>>>

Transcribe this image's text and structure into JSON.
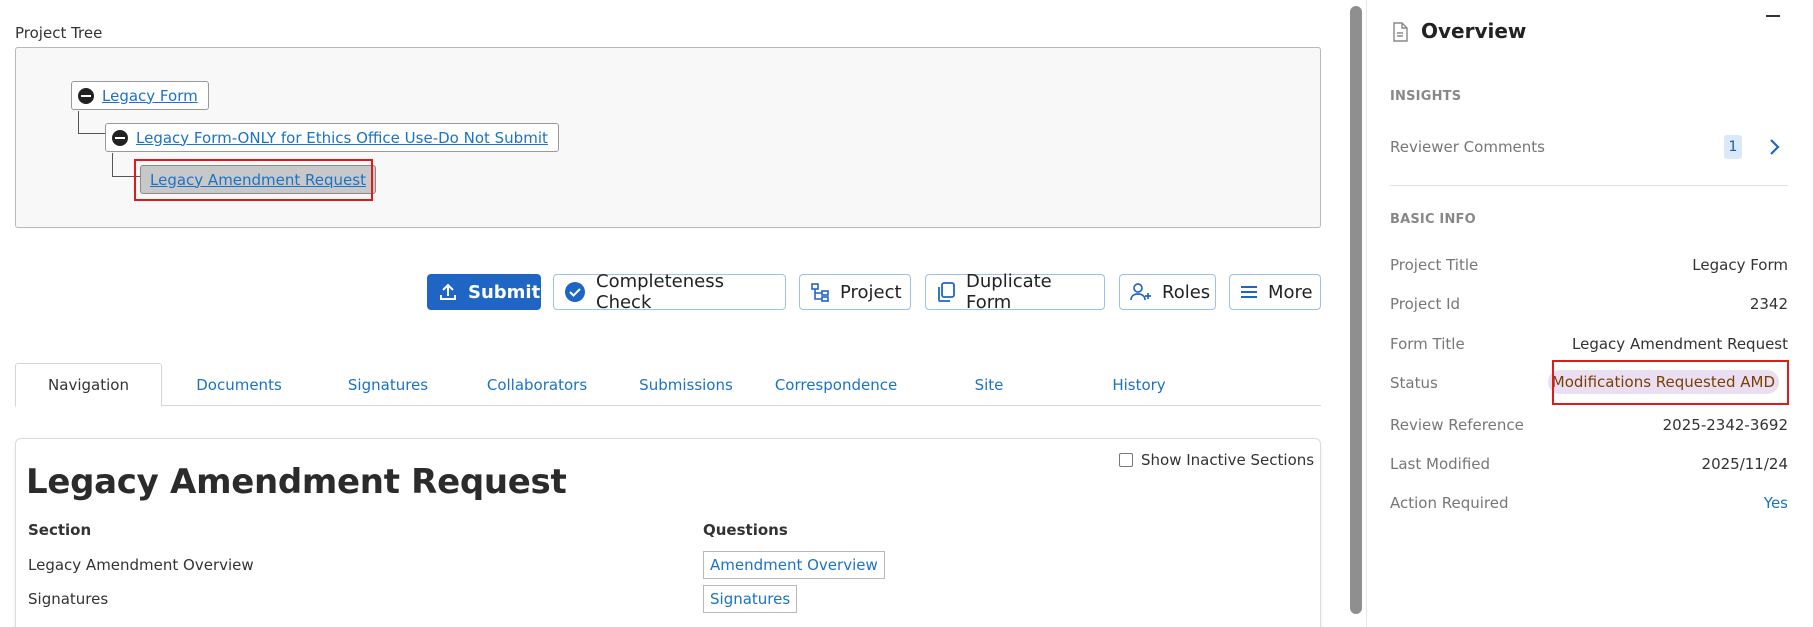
{
  "project_tree": {
    "label": "Project Tree",
    "nodes": [
      {
        "label": "Legacy Form"
      },
      {
        "label": "Legacy Form-ONLY for Ethics Office Use-Do Not Submit"
      },
      {
        "label": "Legacy Amendment Request"
      }
    ]
  },
  "toolbar": {
    "submit": "Submit",
    "completeness": "Completeness Check",
    "project": "Project",
    "duplicate": "Duplicate Form",
    "roles": "Roles",
    "more": "More"
  },
  "tabs": [
    "Navigation",
    "Documents",
    "Signatures",
    "Collaborators",
    "Submissions",
    "Correspondence",
    "Site",
    "History"
  ],
  "form": {
    "title": "Legacy Amendment Request",
    "show_inactive": "Show Inactive Sections",
    "col_section": "Section",
    "col_questions": "Questions",
    "rows": [
      {
        "section": "Legacy Amendment Overview",
        "question": "Amendment Overview"
      },
      {
        "section": "Signatures",
        "question": "Signatures"
      }
    ]
  },
  "overview": {
    "title": "Overview",
    "insights_heading": "INSIGHTS",
    "reviewer_comments_label": "Reviewer Comments",
    "reviewer_comments_count": "1",
    "basic_info_heading": "BASIC INFO",
    "fields": {
      "project_title": {
        "label": "Project Title",
        "value": "Legacy Form"
      },
      "project_id": {
        "label": "Project Id",
        "value": "2342"
      },
      "form_title": {
        "label": "Form Title",
        "value": "Legacy Amendment Request"
      },
      "status": {
        "label": "Status",
        "value": "Modifications Requested AMD"
      },
      "review_reference": {
        "label": "Review Reference",
        "value": "2025-2342-3692"
      },
      "last_modified": {
        "label": "Last Modified",
        "value": "2025/11/24"
      },
      "action_required": {
        "label": "Action Required",
        "value": "Yes"
      }
    }
  },
  "colors": {
    "primary": "#1f66c4",
    "link": "#1a73c8",
    "highlight": "#e0191a",
    "status_bg": "#eadff2"
  }
}
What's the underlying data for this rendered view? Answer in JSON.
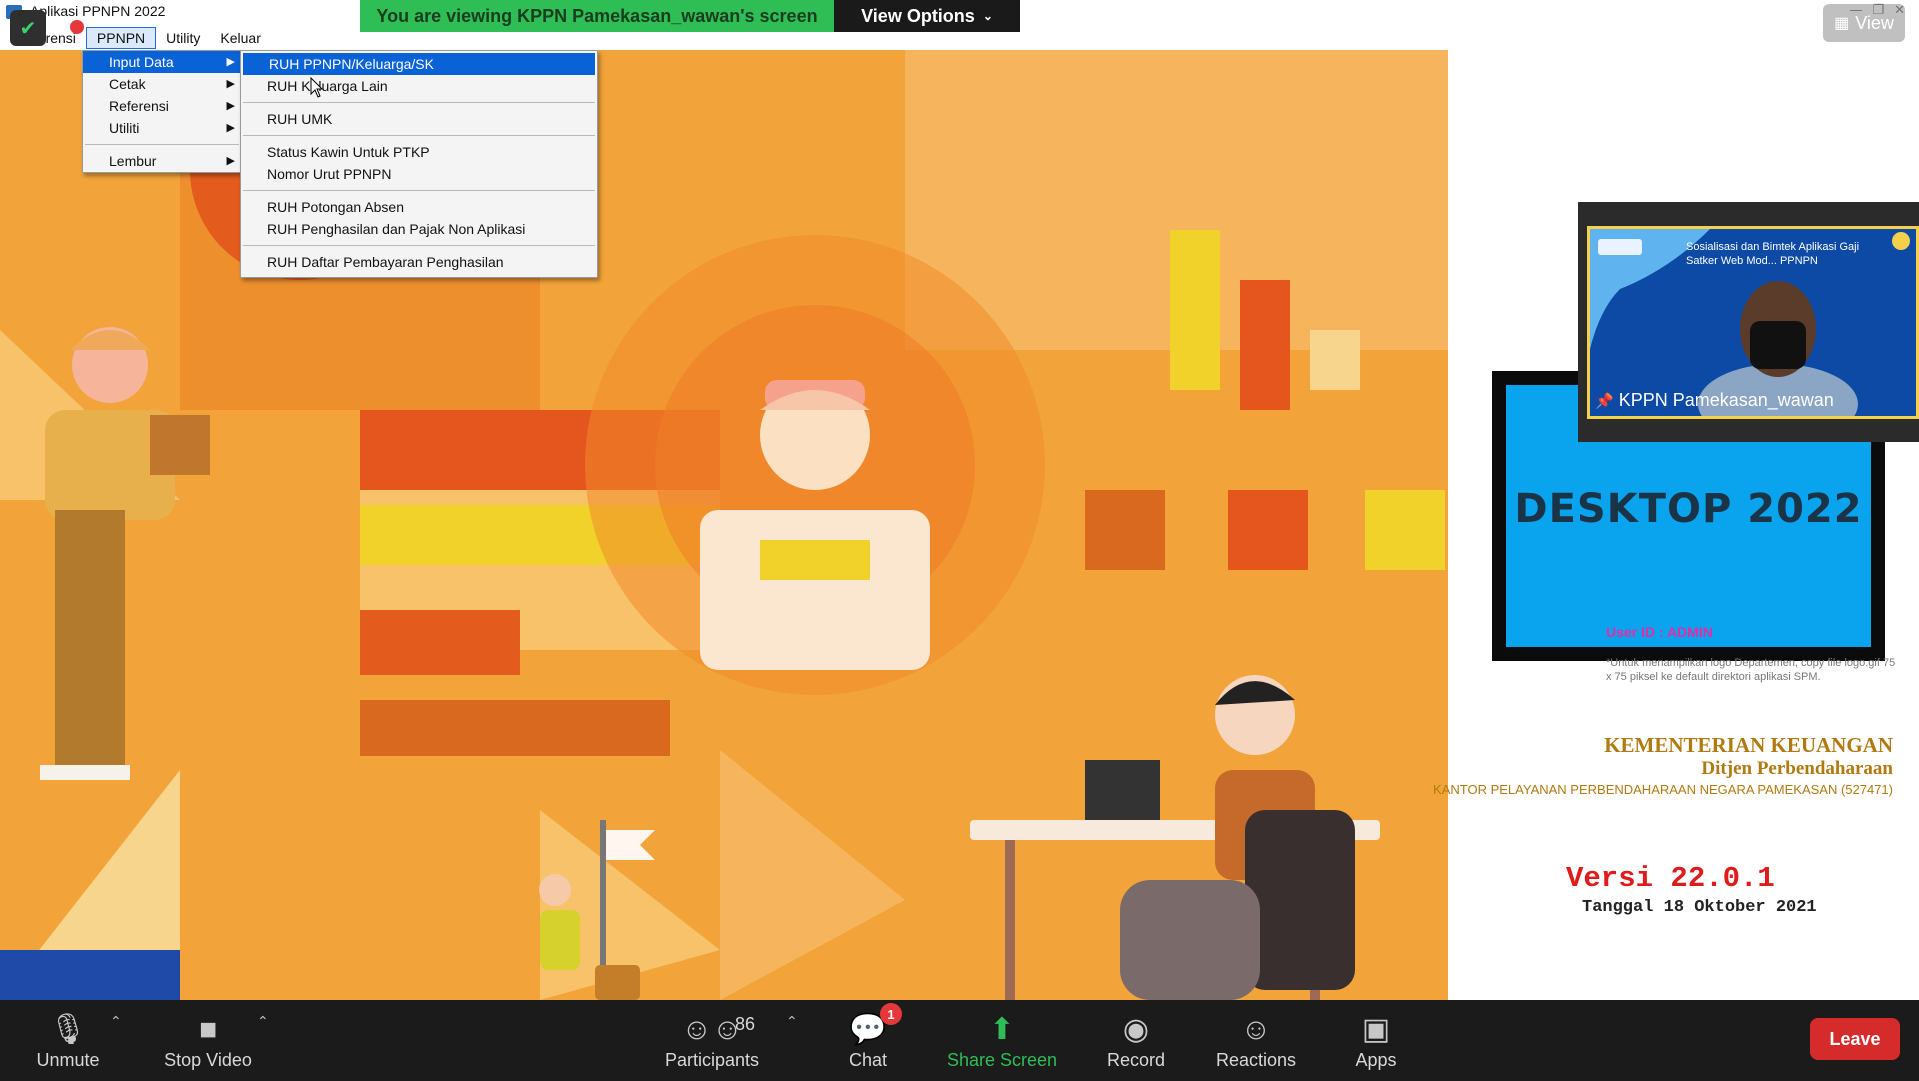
{
  "app": {
    "title": "Aplikasi PPNPN 2022",
    "menubar": [
      "Referensi",
      "PPNPN",
      "Utility",
      "Keluar"
    ],
    "active_menu": "PPNPN"
  },
  "zoom_banner": {
    "viewing_text": "You are viewing KPPN Pamekasan_wawan's screen",
    "view_options_label": "View Options",
    "view_button_label": "View",
    "recording_label": "Recording"
  },
  "ppnpn_menu": [
    {
      "label": "Input Data",
      "has_submenu": true,
      "highlighted": true
    },
    {
      "label": "Cetak",
      "has_submenu": true
    },
    {
      "label": "Referensi",
      "has_submenu": true
    },
    {
      "label": "Utiliti",
      "has_submenu": true
    },
    {
      "label": "Lembur",
      "has_submenu": true
    }
  ],
  "input_data_submenu": {
    "group1": [
      "RUH PPNPN/Keluarga/SK",
      "RUH Keluarga Lain"
    ],
    "group2": [
      "RUH UMK"
    ],
    "group3": [
      "Status Kawin Untuk PTKP",
      "Nomor Urut PPNPN"
    ],
    "group4": [
      "RUH Potongan Absen",
      "RUH Penghasilan dan Pajak Non Aplikasi"
    ],
    "group5": [
      "RUH Daftar Pembayaran Penghasilan"
    ]
  },
  "desktop_panel": {
    "card_title": "DESKTOP 2022",
    "user_id": "User ID : ADMIN",
    "logo_note": "*Untuk menampilkan logo Departemen, copy file logo.gif 75 x 75 piksel ke default direktori aplikasi SPM.",
    "ministry": "KEMENTERIAN KEUANGAN",
    "directorate": "Ditjen Perbendaharaan",
    "office": "KANTOR PELAYANAN PERBENDAHARAAN NEGARA PAMEKASAN (527471)",
    "version": "Versi 22.0.1",
    "date": "Tanggal 18 Oktober 2021"
  },
  "video_tile": {
    "slide_title": "Sosialisasi dan Bimtek Aplikasi Gaji Satker Web Mod... PPNPN",
    "participant_name": "KPPN Pamekasan_wawan"
  },
  "toolbar": {
    "unmute": "Unmute",
    "stop_video": "Stop Video",
    "participants": "Participants",
    "participants_count": "86",
    "chat": "Chat",
    "chat_badge": "1",
    "share_screen": "Share Screen",
    "record": "Record",
    "reactions": "Reactions",
    "apps": "Apps",
    "leave": "Leave"
  },
  "colors": {
    "banner_green": "#2fbd55",
    "menu_highlight": "#0a63d6",
    "share_screen_green": "#2fbd55",
    "leave_red": "#d52b2b",
    "version_red": "#e01b1b",
    "ministry_gold": "#b07a10"
  }
}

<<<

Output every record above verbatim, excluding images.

SOLUTION FOR THIS TASK
Transcribe this image's text and structure into JSON.
{
  "project_tree": {
    "label": "Project Tree",
    "nodes": [
      {
        "label": "Legacy Form"
      },
      {
        "label": "Legacy Form-ONLY for Ethics Office Use-Do Not Submit"
      },
      {
        "label": "Legacy Amendment Request"
      }
    ]
  },
  "toolbar": {
    "submit": "Submit",
    "completeness": "Completeness Check",
    "project": "Project",
    "duplicate": "Duplicate Form",
    "roles": "Roles",
    "more": "More"
  },
  "tabs": [
    "Navigation",
    "Documents",
    "Signatures",
    "Collaborators",
    "Submissions",
    "Correspondence",
    "Site",
    "History"
  ],
  "form": {
    "title": "Legacy Amendment Request",
    "show_inactive": "Show Inactive Sections",
    "col_section": "Section",
    "col_questions": "Questions",
    "rows": [
      {
        "section": "Legacy Amendment Overview",
        "question": "Amendment Overview"
      },
      {
        "section": "Signatures",
        "question": "Signatures"
      }
    ]
  },
  "overview": {
    "title": "Overview",
    "insights_heading": "INSIGHTS",
    "reviewer_comments_label": "Reviewer Comments",
    "reviewer_comments_count": "1",
    "basic_info_heading": "BASIC INFO",
    "fields": {
      "project_title": {
        "label": "Project Title",
        "value": "Legacy Form"
      },
      "project_id": {
        "label": "Project Id",
        "value": "2342"
      },
      "form_title": {
        "label": "Form Title",
        "value": "Legacy Amendment Request"
      },
      "status": {
        "label": "Status",
        "value": "Modifications Requested AMD"
      },
      "review_reference": {
        "label": "Review Reference",
        "value": "2025-2342-3692"
      },
      "last_modified": {
        "label": "Last Modified",
        "value": "2025/11/24"
      },
      "action_required": {
        "label": "Action Required",
        "value": "Yes"
      }
    }
  },
  "colors": {
    "primary": "#1f66c4",
    "link": "#1a73c8",
    "highlight": "#e0191a",
    "status_bg": "#eadff2"
  }
}
What's the underlying data for this rendered view? Answer in JSON.
{
  "app": {
    "title": "Aplikasi PPNPN 2022",
    "menubar": [
      "Referensi",
      "PPNPN",
      "Utility",
      "Keluar"
    ],
    "active_menu": "PPNPN"
  },
  "zoom_banner": {
    "viewing_text": "You are viewing KPPN Pamekasan_wawan's screen",
    "view_options_label": "View Options",
    "view_button_label": "View",
    "recording_label": "Recording"
  },
  "ppnpn_menu": [
    {
      "label": "Input Data",
      "has_submenu": true,
      "highlighted": true
    },
    {
      "label": "Cetak",
      "has_submenu": true
    },
    {
      "label": "Referensi",
      "has_submenu": true
    },
    {
      "label": "Utiliti",
      "has_submenu": true
    },
    {
      "label": "Lembur",
      "has_submenu": true
    }
  ],
  "input_data_submenu": {
    "group1": [
      "RUH PPNPN/Keluarga/SK",
      "RUH Keluarga Lain"
    ],
    "group2": [
      "RUH UMK"
    ],
    "group3": [
      "Status Kawin Untuk PTKP",
      "Nomor Urut PPNPN"
    ],
    "group4": [
      "RUH Potongan Absen",
      "RUH Penghasilan dan Pajak Non Aplikasi"
    ],
    "group5": [
      "RUH Daftar Pembayaran Penghasilan"
    ]
  },
  "desktop_panel": {
    "card_title": "DESKTOP 2022",
    "user_id": "User ID : ADMIN",
    "logo_note": "*Untuk menampilkan logo Departemen, copy file logo.gif 75 x 75 piksel ke default direktori aplikasi SPM.",
    "ministry": "KEMENTERIAN KEUANGAN",
    "directorate": "Ditjen Perbendaharaan",
    "office": "KANTOR PELAYANAN PERBENDAHARAAN NEGARA PAMEKASAN (527471)",
    "version": "Versi 22.0.1",
    "date": "Tanggal 18 Oktober 2021"
  },
  "video_tile": {
    "slide_title": "Sosialisasi dan Bimtek Aplikasi Gaji Satker Web Mod... PPNPN",
    "participant_name": "KPPN Pamekasan_wawan"
  },
  "toolbar": {
    "unmute": "Unmute",
    "stop_video": "Stop Video",
    "participants": "Participants",
    "participants_count": "86",
    "chat": "Chat",
    "chat_badge": "1",
    "share_screen": "Share Screen",
    "record": "Record",
    "reactions": "Reactions",
    "apps": "Apps",
    "leave": "Leave"
  },
  "colors": {
    "banner_green": "#2fbd55",
    "menu_highlight": "#0a63d6",
    "share_screen_green": "#2fbd55",
    "leave_red": "#d52b2b",
    "version_red": "#e01b1b",
    "ministry_gold": "#b07a10"
  }
}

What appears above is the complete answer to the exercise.